Goodyear Concept Car Tires - Large at Detroit Auto Show
DETROIT, Jan. 8 -- Goodyear's concept tire showing is massive at the North American International Auto Show here.
Literally. The company's rim diameters at this show range from 17 to 22 inches; tread section widths spread up to 315 mm, or more than a foot wide.
``These works of art are larger than life,'' according to Bill Egan, chief engineer of advanced product technology, ``or at least, they seem to be. Bigger is better in Detroit.''
Take Ford's Mighty F-350 Tonka concept truck, which sports six huge Goodyear 22-inch hand-carved tires. More than 4 feet of tread width keep the truck rear planted firmly on the pavement.
The Tonka LT315/60R22 tires ``certainly look the part. Blocky, yet aesthetically pleasing, tread elements and aggressive shoulder styling accentuate the image portrayed by this Goliath-sized toy truck,'' Egan said.
Yet the mighty Ford is a hybrid, of sorts. The F-350 prototype stores recaptured braking energy hydraulically for significant fuel economy improvements.
On the Detroit show floor, Goodyear's considerable presence is evident across several automotive manufacturers. Egan said 19-inch run-flat concept tires reflect the future, despite the history evident in a concept Chevrolet Bel Air.
The Bel Air, evocative of the wildly popular 1955, '56 and '57 Chevys, refuses the retro label. ``It possess a heritage of exciting designs and performance, while its concept tires look to the future,'' Egan said.
With nearly 50 run-flat tire programs underway worldwide, Goodyear hints that run-flat tires will change the tire and automotive industries. Egan said the federal Transportation Recall Enhancement, Accountability and Documentation (TREAD) Act might drive run-flat tire development.
The act mandates new safety standards for tires, including the installation of pressure-monitoring systems by 2003. The systems are required when run-flat tires are used.
The Bel Air concept was designed from the same brand group that spawned the Chevrolet SSR roadster pickup. General Motors selected Goodyear to develop massive asymmetric performance tires for the innovative SSR specialty vehicle that goes into production in late 2002.
Goodyear originally developed concept tires -- featuring Chevrolet's bow- tie icon in the tread pattern -- for the SSR concept vehicle shown here at the 2000 show.
Goodyear engineers still are fine-tuning the super-wide Eagle RS-A performance tires in P255/45R19 (front) and P295/40R20 (rear) to propel the V-8-powered production vehicle.
``Concept tire development is important, because it allows us to contribute to automotive design trends that soon may be coming down the road. Communication between the automaker and tiremaker is paramount to keeping image and messages consistent through design,'' Egan added.
Production vehicles reflect the trend of large-diameter concept tires. ``Larger tires allow vehicle designers to make stylized wheels part of the package.

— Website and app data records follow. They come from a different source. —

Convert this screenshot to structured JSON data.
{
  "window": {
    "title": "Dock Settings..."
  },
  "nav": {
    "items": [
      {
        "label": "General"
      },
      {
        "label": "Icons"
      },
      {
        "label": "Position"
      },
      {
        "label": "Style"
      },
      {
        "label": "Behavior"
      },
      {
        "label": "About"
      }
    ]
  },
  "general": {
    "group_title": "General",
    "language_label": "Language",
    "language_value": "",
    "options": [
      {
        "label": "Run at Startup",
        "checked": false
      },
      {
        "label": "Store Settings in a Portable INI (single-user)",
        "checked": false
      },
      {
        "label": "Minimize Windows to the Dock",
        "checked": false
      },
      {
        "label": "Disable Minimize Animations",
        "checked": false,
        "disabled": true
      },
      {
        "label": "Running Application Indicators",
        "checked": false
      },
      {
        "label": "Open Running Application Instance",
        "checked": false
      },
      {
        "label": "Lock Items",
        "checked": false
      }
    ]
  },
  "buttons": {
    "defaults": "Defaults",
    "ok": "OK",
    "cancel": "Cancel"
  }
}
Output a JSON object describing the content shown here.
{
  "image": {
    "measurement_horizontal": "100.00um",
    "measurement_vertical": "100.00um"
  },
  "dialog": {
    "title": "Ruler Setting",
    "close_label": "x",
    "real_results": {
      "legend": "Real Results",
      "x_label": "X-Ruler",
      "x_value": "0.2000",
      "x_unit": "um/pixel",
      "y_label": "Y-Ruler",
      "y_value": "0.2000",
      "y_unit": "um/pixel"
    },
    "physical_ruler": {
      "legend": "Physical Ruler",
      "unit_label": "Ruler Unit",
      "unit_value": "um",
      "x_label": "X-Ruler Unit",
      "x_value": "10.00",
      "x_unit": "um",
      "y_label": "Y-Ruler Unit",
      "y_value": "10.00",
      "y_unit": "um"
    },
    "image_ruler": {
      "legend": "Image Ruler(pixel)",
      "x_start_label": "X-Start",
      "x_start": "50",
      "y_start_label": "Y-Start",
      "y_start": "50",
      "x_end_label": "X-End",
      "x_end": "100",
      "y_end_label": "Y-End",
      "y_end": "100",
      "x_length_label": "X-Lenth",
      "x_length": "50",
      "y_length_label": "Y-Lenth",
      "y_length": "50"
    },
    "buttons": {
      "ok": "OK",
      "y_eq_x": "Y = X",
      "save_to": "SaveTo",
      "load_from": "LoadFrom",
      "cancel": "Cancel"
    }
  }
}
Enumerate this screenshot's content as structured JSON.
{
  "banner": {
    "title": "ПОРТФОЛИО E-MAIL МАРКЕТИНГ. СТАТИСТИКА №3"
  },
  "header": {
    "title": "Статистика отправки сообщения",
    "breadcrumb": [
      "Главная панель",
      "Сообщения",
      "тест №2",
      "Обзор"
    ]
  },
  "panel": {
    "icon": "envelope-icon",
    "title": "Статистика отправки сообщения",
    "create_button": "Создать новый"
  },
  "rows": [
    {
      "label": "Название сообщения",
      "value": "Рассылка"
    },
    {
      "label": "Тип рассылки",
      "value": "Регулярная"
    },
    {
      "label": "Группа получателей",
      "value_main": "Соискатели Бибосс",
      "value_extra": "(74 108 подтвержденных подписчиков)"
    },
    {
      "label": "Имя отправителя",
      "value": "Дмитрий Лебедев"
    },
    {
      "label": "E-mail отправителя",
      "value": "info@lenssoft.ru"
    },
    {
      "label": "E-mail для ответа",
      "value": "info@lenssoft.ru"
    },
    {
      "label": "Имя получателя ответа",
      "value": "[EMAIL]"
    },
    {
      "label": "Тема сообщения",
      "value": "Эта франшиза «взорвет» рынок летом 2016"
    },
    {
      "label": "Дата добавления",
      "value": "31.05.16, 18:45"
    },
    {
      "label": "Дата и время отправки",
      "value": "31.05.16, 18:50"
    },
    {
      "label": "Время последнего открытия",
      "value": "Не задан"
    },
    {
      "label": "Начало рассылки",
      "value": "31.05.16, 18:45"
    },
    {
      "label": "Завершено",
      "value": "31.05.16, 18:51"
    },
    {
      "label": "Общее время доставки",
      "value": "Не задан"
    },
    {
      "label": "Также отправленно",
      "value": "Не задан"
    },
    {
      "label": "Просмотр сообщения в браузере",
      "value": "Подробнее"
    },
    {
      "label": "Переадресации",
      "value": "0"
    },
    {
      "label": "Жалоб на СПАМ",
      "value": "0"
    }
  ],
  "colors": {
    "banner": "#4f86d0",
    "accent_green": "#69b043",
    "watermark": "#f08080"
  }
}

In addition, larger brakes can be engineered for improved stopping capability,'' he said.
Tires really are a work of art. Sidewall design can remain ``minimalist to reflect the simple, chiseled lines of the Dodge M80 concept vehicle. Yet they only slightly hide the beautiful, clean tread design of the P265/50R20 concept tires,'' he said.
The Dodge Razor and its 19- and 20-inch tires are another back-to-basics design. Talk about clean design: the orange coupe doesn't even offer a trunk lid.
In other cases, stylized sidewalls may be equally as important as a rugged treadface, particularly when fitted on Jeep concepts.
Consider the green-striped 21-inch concepts on the Jeep Willys2 reprisal of last year's Willys concept. Or Goodyear's most durable off-road tire -- the Wrangler MT/R LT245/75R16 -- fitted on the 2003 Jeep Wrangler Rubicon, the ultimate factory off-roader shown here Monday.
And then, sometimes, concept tires make an impact that stand out in a crowd, Egan said. Ford's GT40 retro-rocket features P245/45R18 concept tires (front) and P285/45R19 (rear) -- and an ultra-performance tread design.
The modern-day version of its legendary GT40 racecar is powered by a 500- horsepower supercharged V-8. The original GT40 finished in the top three positions at the 1966 24 Hours at LeMans, and it remained a dominant force for the decade.
The concept tires on today's GT40, Egan said, are hard to miss. The gold- lettered words ``Goodyear Eagle'' emblazon the sidewalls.